Task goal – All of the data below should be returned exactly.

Entries supplied –
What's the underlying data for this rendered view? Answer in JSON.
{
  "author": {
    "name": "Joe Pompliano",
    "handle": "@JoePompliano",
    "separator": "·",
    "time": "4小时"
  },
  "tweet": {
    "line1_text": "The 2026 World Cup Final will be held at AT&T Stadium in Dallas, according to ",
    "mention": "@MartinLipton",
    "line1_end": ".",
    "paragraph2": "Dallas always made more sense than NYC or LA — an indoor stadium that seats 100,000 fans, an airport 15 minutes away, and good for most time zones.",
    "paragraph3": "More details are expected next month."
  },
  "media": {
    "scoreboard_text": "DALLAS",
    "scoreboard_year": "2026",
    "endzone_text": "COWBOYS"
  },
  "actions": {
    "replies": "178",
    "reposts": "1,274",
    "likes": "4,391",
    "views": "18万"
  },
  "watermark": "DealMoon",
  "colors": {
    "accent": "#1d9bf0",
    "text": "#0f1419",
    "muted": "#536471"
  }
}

Solution to this exercise –
What's the underlying data for this rendered view? Answer in JSON.
{
  "author": {
    "name": "Joe Pompliano",
    "handle": "@JoePompliano",
    "separator": "·",
    "time": "4小时"
  },
  "tweet": {
    "line1_text": "The 2026 World Cup Final will be held at AT&T Stadium in Dallas, according to ",
    "mention": "@MartinLipton",
    "line1_end": ".",
    "paragraph2": "Dallas always made more sense than NYC or LA — an indoor stadium that seats 100,000 fans, an airport 15 minutes away, and good for most time zones.",
    "paragraph3": "More details are expected next month."
  },
  "media": {
    "scoreboard_text": "DALLAS",
    "scoreboard_year": "2026",
    "endzone_text": "COWBOYS"
  },
  "actions": {
    "replies": "178",
    "reposts": "1,274",
    "likes": "4,391",
    "views": "18万"
  },
  "watermark": "DealMoon",
  "colors": {
    "accent": "#1d9bf0",
    "text": "#0f1419",
    "muted": "#536471"
  }
}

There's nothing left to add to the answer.